Unfortunately, the reprieve provided by this section is no longer available. If the units are rented because they cannot be sold a ‘change of use’ is triggered and vat has to be immediately accounted for based on the market value of units sold or saleable.

Let’s look at the numbers

Conclusion

 

  • Don’t rent unsold units
  • Property developers that find themselves in a cash flow squeeze, can approach SARS to pay the VAT amount due in instalments over an agreed period. The developer must be able to satisfy SARS that it has a cash flow problem and is unable to settle the VAT in a single payment, and that its financial position is likely to improve in the short term. SARS may also request the developer to provide suitable security before it agrees to the payment of the VAT in instalments.
  • If the developer has paid the VAT on an unsold unit which is temporarily let and it subsequently manages to sell the unit, then VAT is payable on the total sales consideration; the developer can then deduct the total VAT amount previously paid.

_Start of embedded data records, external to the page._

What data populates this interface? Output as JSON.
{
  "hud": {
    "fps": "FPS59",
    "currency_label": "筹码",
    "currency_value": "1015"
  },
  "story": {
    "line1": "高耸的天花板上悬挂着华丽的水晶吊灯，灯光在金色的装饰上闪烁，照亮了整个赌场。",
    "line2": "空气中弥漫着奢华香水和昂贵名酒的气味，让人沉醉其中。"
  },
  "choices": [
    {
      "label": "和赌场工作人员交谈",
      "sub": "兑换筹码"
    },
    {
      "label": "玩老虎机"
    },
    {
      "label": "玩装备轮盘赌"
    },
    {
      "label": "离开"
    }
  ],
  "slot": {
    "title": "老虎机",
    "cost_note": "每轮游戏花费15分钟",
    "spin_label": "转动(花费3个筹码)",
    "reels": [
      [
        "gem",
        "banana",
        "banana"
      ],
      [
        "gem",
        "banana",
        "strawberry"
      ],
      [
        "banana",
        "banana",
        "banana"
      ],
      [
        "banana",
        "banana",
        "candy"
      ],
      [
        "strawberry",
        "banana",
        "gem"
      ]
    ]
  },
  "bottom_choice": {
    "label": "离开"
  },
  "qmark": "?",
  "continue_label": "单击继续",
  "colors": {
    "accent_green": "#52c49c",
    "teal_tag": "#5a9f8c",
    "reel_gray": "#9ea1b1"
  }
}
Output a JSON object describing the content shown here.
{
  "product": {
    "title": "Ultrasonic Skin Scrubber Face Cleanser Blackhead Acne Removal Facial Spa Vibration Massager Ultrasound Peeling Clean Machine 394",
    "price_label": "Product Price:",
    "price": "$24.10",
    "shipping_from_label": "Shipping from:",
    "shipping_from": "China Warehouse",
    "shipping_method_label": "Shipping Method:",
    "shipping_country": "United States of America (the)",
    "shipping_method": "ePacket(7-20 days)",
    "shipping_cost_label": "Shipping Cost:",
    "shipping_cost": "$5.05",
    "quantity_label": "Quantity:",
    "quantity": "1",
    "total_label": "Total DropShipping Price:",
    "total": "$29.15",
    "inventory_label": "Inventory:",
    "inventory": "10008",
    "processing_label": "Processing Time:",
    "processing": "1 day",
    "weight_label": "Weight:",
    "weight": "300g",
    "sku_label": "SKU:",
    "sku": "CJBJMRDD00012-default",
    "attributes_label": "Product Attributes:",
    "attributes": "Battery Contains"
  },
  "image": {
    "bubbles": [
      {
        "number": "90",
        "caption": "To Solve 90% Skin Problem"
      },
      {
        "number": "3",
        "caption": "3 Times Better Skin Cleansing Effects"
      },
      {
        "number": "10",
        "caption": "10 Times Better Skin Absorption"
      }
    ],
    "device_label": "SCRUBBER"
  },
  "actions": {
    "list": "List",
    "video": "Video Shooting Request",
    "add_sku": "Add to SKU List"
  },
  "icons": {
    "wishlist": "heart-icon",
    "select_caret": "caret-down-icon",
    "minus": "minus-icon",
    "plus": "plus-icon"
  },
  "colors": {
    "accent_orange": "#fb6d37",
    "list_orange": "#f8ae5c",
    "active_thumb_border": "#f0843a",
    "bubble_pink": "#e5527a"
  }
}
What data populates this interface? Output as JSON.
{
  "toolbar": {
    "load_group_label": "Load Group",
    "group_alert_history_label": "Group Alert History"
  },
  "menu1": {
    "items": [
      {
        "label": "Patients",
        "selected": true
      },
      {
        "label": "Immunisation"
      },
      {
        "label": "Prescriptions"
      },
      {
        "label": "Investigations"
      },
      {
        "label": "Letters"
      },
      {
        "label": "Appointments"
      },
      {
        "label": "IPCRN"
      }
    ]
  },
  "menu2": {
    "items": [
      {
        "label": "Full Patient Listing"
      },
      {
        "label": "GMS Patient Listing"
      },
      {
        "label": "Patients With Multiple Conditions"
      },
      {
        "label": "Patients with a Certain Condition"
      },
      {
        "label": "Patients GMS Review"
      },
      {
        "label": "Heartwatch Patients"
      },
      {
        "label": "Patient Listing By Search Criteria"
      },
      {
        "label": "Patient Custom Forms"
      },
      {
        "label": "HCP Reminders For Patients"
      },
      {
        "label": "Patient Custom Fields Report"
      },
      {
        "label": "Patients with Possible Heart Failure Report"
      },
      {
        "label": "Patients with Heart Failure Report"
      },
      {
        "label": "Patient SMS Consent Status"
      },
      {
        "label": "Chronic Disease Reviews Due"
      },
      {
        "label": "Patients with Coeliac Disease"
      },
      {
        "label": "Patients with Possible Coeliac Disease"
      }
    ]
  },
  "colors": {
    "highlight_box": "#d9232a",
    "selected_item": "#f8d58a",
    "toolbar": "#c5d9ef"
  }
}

It was hoped that SARS and National Treasury would address the problem in the 2018 National Treasury Budget, unfortunately this did not materialise. Both the New Zealand and Australian tax authorities have successfully addressed this issue, and guidance could be drawn from them to find a suitable solution in a South African context.

Legislation Reference:

  • S18A of the VAT Act
  • S167 of the TAA
  • S168 of the TAA

The information and material published on this website is provided for general purposes only and does not constitute legal advice. We make every effort to ensure that the content is updated regularly and to offer the most current and accurate information. Please consult one of our Professional staff on any specific problem or matter. We accept no responsibility for any loss or damage, whether direct or consequential, which may arise from reliance on the information contained in these pages. Please refer to the full terms and conditions on the website.